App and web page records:
....
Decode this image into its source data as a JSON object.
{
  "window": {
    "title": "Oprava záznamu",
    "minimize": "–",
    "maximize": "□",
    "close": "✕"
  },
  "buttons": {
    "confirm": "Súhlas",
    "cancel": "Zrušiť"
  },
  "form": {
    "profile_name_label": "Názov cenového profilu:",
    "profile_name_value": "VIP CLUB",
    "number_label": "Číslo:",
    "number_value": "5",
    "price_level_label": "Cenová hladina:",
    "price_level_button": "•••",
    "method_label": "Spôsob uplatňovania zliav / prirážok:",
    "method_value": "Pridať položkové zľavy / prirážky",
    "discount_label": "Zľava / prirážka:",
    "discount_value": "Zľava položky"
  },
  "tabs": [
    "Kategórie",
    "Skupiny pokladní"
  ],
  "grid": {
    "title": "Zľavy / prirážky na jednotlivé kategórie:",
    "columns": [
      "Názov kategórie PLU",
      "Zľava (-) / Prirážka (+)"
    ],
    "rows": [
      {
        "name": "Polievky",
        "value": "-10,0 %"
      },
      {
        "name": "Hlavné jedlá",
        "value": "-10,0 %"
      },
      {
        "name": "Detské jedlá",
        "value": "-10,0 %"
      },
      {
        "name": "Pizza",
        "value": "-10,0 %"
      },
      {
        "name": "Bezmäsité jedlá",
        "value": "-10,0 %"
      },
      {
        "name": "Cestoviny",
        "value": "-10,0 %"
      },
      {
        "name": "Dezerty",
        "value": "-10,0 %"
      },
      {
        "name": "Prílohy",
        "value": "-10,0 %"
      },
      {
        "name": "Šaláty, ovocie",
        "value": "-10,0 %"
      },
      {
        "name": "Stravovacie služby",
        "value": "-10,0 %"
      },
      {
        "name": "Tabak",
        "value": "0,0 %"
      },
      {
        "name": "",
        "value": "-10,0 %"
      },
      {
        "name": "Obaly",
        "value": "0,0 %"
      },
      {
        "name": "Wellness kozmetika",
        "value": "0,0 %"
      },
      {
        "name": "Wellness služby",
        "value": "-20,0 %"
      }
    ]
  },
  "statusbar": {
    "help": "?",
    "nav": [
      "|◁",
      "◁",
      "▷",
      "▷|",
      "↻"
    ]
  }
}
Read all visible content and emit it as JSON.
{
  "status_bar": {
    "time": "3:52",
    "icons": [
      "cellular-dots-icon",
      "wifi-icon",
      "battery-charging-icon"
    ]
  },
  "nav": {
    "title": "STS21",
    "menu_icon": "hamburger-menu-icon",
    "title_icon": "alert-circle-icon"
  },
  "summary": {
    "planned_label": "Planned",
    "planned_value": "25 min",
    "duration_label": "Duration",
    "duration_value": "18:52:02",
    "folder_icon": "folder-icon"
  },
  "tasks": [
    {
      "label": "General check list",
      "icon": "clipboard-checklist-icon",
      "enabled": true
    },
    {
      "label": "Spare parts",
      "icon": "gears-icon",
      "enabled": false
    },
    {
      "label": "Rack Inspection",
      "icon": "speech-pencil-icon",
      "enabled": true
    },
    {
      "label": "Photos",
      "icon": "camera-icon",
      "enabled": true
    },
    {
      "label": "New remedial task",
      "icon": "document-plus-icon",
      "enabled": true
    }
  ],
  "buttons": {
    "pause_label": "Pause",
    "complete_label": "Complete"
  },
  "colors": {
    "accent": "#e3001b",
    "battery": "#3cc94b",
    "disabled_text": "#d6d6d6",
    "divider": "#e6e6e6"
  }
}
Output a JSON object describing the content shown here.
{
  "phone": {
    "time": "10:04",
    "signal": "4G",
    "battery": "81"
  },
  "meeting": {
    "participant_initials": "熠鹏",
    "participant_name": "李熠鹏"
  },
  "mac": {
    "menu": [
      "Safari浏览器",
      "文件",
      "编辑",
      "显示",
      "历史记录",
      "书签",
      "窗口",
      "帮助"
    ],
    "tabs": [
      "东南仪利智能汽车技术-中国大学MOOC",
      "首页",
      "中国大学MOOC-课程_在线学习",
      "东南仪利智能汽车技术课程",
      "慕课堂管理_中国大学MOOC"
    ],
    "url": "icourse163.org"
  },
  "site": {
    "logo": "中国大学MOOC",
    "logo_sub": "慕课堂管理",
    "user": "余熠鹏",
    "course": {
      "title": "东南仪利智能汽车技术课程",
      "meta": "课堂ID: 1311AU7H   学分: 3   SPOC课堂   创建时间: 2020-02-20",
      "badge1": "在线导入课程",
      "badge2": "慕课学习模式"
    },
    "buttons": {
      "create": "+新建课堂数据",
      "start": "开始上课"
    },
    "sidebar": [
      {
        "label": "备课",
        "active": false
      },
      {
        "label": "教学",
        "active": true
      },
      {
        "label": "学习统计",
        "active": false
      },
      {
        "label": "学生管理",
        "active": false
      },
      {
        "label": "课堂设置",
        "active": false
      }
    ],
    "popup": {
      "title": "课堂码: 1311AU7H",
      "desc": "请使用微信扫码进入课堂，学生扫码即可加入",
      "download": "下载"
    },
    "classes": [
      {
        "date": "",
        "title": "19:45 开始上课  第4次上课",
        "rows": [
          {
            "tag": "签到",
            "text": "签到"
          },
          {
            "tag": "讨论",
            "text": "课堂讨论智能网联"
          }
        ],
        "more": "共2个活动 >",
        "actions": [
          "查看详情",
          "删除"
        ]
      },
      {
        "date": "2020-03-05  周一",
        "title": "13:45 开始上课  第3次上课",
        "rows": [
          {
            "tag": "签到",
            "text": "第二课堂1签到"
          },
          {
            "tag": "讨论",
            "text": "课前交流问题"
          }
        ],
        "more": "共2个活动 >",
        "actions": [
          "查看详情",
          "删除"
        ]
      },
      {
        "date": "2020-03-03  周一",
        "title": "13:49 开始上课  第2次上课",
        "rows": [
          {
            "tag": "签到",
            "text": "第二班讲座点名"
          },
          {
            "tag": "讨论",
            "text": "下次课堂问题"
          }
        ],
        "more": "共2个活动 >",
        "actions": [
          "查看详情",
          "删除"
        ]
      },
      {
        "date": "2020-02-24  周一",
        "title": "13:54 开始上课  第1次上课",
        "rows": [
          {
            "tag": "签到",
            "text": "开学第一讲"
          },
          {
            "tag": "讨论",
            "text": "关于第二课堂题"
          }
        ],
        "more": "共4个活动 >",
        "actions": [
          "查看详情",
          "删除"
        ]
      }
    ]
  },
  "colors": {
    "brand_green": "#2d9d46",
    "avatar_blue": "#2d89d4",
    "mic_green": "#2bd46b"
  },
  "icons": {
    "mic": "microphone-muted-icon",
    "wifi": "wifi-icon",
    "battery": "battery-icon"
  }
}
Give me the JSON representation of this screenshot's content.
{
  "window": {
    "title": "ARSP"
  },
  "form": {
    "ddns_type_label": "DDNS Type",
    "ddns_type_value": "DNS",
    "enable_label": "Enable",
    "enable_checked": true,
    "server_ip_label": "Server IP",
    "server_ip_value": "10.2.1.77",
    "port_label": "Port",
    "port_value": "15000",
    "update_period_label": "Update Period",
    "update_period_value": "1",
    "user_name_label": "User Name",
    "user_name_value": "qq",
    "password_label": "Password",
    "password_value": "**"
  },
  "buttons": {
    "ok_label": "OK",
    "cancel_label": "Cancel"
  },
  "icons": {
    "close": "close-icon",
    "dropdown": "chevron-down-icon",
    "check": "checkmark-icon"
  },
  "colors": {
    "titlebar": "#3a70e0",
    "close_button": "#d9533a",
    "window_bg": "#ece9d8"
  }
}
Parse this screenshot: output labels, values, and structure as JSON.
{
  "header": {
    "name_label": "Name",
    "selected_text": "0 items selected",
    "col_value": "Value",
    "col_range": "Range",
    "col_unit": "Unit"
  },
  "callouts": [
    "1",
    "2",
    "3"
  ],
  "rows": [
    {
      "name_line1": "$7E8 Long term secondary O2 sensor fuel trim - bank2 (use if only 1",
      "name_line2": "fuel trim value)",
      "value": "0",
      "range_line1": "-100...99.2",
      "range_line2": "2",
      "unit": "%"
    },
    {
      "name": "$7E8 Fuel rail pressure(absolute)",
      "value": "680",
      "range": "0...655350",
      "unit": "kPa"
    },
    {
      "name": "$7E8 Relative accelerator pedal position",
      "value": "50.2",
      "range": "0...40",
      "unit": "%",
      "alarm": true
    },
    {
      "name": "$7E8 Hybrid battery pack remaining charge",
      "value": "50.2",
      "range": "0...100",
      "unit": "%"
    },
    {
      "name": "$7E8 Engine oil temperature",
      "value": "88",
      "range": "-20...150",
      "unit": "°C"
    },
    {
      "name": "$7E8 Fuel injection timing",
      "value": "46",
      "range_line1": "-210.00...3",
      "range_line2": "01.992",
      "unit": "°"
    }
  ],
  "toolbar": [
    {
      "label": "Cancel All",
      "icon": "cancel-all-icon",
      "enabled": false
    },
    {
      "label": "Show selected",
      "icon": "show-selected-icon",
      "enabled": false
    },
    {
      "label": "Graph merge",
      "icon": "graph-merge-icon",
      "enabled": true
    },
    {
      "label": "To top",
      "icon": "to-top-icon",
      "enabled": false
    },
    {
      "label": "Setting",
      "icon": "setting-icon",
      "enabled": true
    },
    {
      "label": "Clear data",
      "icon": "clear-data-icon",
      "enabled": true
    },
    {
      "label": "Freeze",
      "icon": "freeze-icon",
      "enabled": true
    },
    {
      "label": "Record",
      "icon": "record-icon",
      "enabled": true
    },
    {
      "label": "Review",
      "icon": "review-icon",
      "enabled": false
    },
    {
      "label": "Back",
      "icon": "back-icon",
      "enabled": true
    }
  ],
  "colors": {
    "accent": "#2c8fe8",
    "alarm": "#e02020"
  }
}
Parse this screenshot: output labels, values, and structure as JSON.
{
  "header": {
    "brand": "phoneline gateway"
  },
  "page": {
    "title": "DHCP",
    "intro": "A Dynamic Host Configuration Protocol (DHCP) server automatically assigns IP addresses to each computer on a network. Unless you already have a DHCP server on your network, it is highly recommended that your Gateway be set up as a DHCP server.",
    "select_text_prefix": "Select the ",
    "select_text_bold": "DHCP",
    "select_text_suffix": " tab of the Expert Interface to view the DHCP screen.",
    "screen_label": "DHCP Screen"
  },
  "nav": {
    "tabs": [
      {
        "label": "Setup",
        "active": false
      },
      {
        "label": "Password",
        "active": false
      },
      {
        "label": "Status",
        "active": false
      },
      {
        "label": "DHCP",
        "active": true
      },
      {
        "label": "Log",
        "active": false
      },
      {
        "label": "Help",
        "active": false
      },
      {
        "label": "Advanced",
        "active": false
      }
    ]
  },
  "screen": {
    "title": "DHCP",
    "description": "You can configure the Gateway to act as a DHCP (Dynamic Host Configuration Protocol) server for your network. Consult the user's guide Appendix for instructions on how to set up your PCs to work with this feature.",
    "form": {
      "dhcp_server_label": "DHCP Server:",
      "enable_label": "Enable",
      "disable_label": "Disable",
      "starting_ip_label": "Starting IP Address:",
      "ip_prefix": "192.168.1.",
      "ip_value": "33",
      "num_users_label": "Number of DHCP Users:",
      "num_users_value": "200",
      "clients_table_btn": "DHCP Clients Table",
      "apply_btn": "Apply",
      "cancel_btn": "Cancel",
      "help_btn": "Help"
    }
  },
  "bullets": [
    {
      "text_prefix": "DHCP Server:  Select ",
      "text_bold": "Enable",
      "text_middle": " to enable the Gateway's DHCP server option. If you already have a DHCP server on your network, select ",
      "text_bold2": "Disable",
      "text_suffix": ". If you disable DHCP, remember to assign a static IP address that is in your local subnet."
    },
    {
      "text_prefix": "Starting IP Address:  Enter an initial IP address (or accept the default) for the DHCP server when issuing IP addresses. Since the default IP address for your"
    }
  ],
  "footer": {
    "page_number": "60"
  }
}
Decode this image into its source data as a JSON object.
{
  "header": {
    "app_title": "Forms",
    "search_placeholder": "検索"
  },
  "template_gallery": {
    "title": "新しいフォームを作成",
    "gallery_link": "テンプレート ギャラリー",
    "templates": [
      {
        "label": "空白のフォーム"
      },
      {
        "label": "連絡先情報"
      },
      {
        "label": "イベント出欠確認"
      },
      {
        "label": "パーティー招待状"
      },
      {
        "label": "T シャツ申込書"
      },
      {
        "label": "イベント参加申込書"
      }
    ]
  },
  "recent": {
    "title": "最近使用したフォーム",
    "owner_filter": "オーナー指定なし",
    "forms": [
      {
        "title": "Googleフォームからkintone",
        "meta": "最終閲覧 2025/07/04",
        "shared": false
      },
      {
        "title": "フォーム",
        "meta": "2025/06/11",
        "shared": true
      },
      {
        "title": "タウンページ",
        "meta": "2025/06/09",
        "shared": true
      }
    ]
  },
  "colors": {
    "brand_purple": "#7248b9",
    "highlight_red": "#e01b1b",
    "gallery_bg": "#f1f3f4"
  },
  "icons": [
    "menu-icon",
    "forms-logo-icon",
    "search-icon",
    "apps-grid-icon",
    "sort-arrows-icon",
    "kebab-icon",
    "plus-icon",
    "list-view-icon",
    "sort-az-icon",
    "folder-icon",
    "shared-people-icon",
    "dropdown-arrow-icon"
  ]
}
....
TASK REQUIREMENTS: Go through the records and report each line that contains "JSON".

RESULT OF THIS TASK:
Decode this image into its source data as a JSON object.
Read all visible content and emit it as JSON.
Output a JSON object describing the content shown here.
Give me the JSON representation of this screenshot's content.
Parse this screenshot: output labels, values, and structure as JSON.
Parse this screenshot: output labels, values, and structure as JSON.
Decode this image into its source data as a JSON object.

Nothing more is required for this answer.